The Purge of Muchness
By Elisa Morgan
We've lived in our current home for nearly twenty years. Before that, we lived in several other places for shorter periods of time. The move from one to another, after an average of maybe five years in each, brought the need for purge frequently into our lives.
Twenty years in one spot has provided an accumulation of muchness. Much hand-me-downs. Much inheritance from all four of our parents. Much memory boxes from our two now-grown children. Much outgrown items from our grandchildren. How did I get to such muchness? An episode of "Hoarders" haunts me as I imagine myself trapped under its weight and no one finding me for months.
Just recently, some internal nudge motivated my husband and me to enter the purge of muchness once again. Perhaps the nudge was knowing we will mark our 40th year of marriage next year. Maybe it's because our oldest grandchild is about the age when our oldest child first left the nest. Maybe the memory of liquidating the muchness of all four of our parents still stings and we don't want our family members left with such a task.
For whatever reason, one recent Saturday morning, I found my husband at his basement desk, surrounded by boxes, sorting through files and heaping rejects into Hefty bags. Minutes later I initiated my own purge. For several hours, and then days, I dug through my children's report cards from kindergarten, artwork (including thirty-some drawings of cats - a phase my son never seemed to outgrow), swim ribbons and trophies and all species of TY-labeled Beanie Babies.
At my insistence, each adult child spent one afternoon sorting through what they wanted, entering their own purge of muchness. Pawing through photos, notes, plaques, schoolwork and letters, one child leaned sentimental and the other practical in terms of what seemed to matter to them. The rest went into giveaway stacks for me to process later.
While they sorted and tossed, chuckled and reminisced, I moved on to the remnants of my parents' memories. A magazine article about my media CEO dad, my mother's vintage dresses and now-antique dolls, my grandmother's cup collection and gobs of grainy black and white photos of stern-looking old people standing in front of beigey-blah buildings.

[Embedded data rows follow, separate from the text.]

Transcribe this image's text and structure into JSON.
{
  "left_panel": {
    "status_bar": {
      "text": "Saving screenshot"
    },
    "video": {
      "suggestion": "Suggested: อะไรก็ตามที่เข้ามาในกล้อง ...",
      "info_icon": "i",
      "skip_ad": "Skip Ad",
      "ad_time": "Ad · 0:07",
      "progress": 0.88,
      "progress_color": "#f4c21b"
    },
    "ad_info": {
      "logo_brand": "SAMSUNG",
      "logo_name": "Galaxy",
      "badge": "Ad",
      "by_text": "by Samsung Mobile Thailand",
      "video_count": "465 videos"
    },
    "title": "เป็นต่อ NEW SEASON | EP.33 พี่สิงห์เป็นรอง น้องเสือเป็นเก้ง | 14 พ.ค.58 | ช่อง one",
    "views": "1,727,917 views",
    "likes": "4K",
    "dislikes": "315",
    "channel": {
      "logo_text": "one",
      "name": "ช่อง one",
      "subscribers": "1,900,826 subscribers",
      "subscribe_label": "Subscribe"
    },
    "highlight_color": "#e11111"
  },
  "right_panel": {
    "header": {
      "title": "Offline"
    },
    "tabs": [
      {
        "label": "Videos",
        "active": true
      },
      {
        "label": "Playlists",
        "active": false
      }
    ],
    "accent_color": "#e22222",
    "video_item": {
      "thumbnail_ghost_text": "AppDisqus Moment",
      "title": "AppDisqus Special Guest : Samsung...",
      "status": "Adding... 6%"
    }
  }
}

At last, I opened box after box of my own boxes of muchness. Letters to my mother from camp. A scrapbook with browned and crumbled corsages. A faded and furless teddy bear and my Barbie with her once-upon-a-time brunette pony tail now hanging bedraggledly about her shoulders while her pencil skirt cinched her legs tightly together. Mounds of cards from friends and coworkers as well as from daughter, son and husband - for every special occasion celebrated.

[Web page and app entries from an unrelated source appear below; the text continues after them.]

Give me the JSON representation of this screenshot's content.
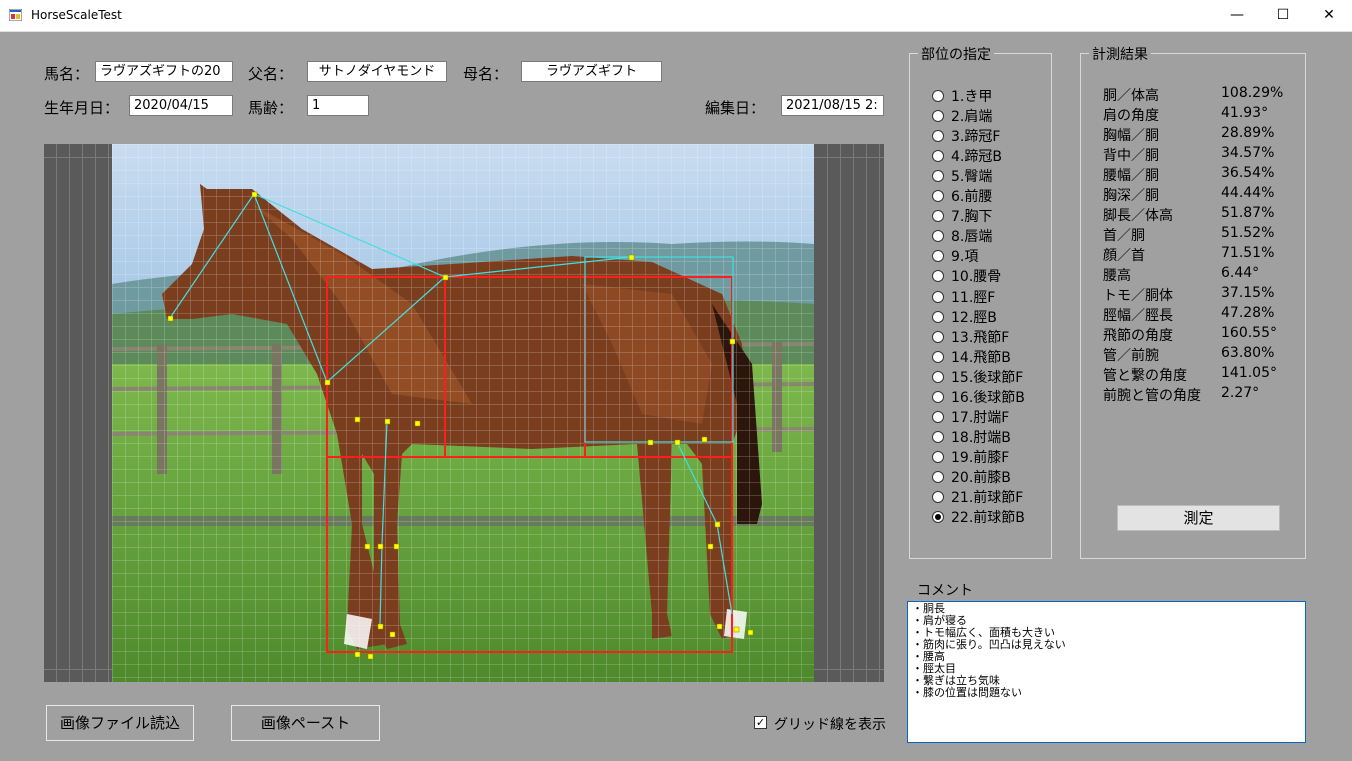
{
  "window": {
    "title": "HorseScaleTest",
    "minimize": "—",
    "maximize": "☐",
    "close": "✕"
  },
  "fields": {
    "horse_name_label": "馬名：",
    "horse_name": "ラヴアズギフトの20",
    "sire_label": "父名：",
    "sire": "サトノダイヤモンド",
    "dam_label": "母名：",
    "dam": "ラヴアズギフト",
    "birth_label": "生年月日：",
    "birth": "2020/04/15",
    "age_label": "馬齢：",
    "age": "1",
    "edit_label": "編集日：",
    "edit_date": "2021/08/15 2:"
  },
  "parts": {
    "title": "部位の指定",
    "items": [
      "1.き甲",
      "2.肩端",
      "3.蹄冠F",
      "4.蹄冠B",
      "5.臀端",
      "6.前腰",
      "7.胸下",
      "8.唇端",
      "9.項",
      "10.腰骨",
      "11.脛F",
      "12.脛B",
      "13.飛節F",
      "14.飛節B",
      "15.後球節F",
      "16.後球節B",
      "17.肘端F",
      "18.肘端B",
      "19.前膝F",
      "20.前膝B",
      "21.前球節F",
      "22.前球節B"
    ],
    "selected": 21
  },
  "results": {
    "title": "計測結果",
    "rows": [
      {
        "label": "胴／体高",
        "value": "108.29%"
      },
      {
        "label": "肩の角度",
        "value": "41.93°"
      },
      {
        "label": "胸幅／胴",
        "value": "28.89%"
      },
      {
        "label": "背中／胴",
        "value": "34.57%"
      },
      {
        "label": "腰幅／胴",
        "value": "36.54%"
      },
      {
        "label": "胸深／胴",
        "value": "44.44%"
      },
      {
        "label": "脚長／体高",
        "value": "51.87%"
      },
      {
        "label": "首／胴",
        "value": "51.52%"
      },
      {
        "label": "顔／首",
        "value": "71.51%"
      },
      {
        "label": "腰高",
        "value": "6.44°"
      },
      {
        "label": "トモ／胴体",
        "value": "37.15%"
      },
      {
        "label": "脛幅／脛長",
        "value": "47.28%"
      },
      {
        "label": "飛節の角度",
        "value": "160.55°"
      },
      {
        "label": "管／前腕",
        "value": "63.80%"
      },
      {
        "label": "管と繋の角度",
        "value": "141.05°"
      },
      {
        "label": "前腕と管の角度",
        "value": "2.27°"
      }
    ],
    "measure_button": "測定"
  },
  "comment": {
    "label": "コメント",
    "lines": [
      "・胴長",
      "・肩が寝る",
      "・トモ幅広く、面積も大きい",
      "・筋肉に張り。凹凸は見えない",
      "・腰高",
      "・脛太目",
      "・繋ぎは立ち気味",
      "・膝の位置は問題ない"
    ]
  },
  "buttons": {
    "load_image": "画像ファイル読込",
    "paste_image": "画像ペースト"
  },
  "grid_checkbox": {
    "label": "グリッド線を表示",
    "checked": true,
    "mark": "✓"
  },
  "colors": {
    "overlay_line": "#40e0e0",
    "overlay_box": "#ff1e1e",
    "point": "#ffff00",
    "background": "#a0a0a0"
  }
}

When my kids left with their loot and my husband stacked up his own selections, I sat with what seemed like a million piles of muchness. But much whatness? I wasn't sure. What to keep? What to purge? And why?
Gradually, I realized that while I'd enjoyed the review of the lives of generations before me, I had less need for the mounds of evidence of their beings. A few select items signaled their personalities and our connection. Pouring over the stacks of greeting cards, I summarized messages from each giver and sealed them in my heart.
From ministry assignments: God really used you in my life.
From my daughter: Thanks for all you do for me.
From my son: You are the best mom ever! (Always laced with a wry sense of humor).
From my grandson: You mean so much to me - thanks for always being there for me.
And from my husband: God chose just the right life partner for me. I love you.
All "rise up and call me blessed stuff" for sure. My heart felt sated.
Viewing the remaining stacks before me, I settled on a principle for keeping and purging: What items would help my children know "me" when I'm gone? Into a box went several heirloom items from my generational heritage, a selection of the greeting cards and a trove of personal journals trailing my movement from season to season in life.
I stationed the rest of the muchness around the basement for garage sale, Goodwill, junk dealer ... and trash. Some thirty bags of trash. (I do hope the trash folks will forgive me! I tried oh-so-hard to both recycle and to pass along stuff to others and to keep my bags light enough to easily lift!)
As I write, there aren't very many boxes in my storage area any more! Three contain the memories of the childhoods of me, my husband and our children. Two house photos and heirlooms. Three more boxes carry various holiday decorations.
Perhaps I needed so much muchness in my basement long enough for all those sources that formed me to finish their work and to be firmly housed in my heart.
My muchness has been purged. And in its place is treasure that represents my life.
Since, then, you have been raised with Christ, set your hearts on things above, where Christ is, seated at the right hand of God. Set your minds on things above, not on earthly things. For you died, and your life is now hidden with Christ in God. When Christ, who is your life, appears, then you also will appear with him in glory. Colossians 3:1-4
Elisa Morgan is an author and speaker and the cohost of Discover the Word and contributor to Our Daily Bread. Her latest book, The Prayer Coin, releases in July. Her other books include The Beauty of Broken, Hello, Beauty Full, and She Did What She Could. Connect with Elisa @elisa_morgan on Twitter, on Facebook and elisamorganauthor on Instagram.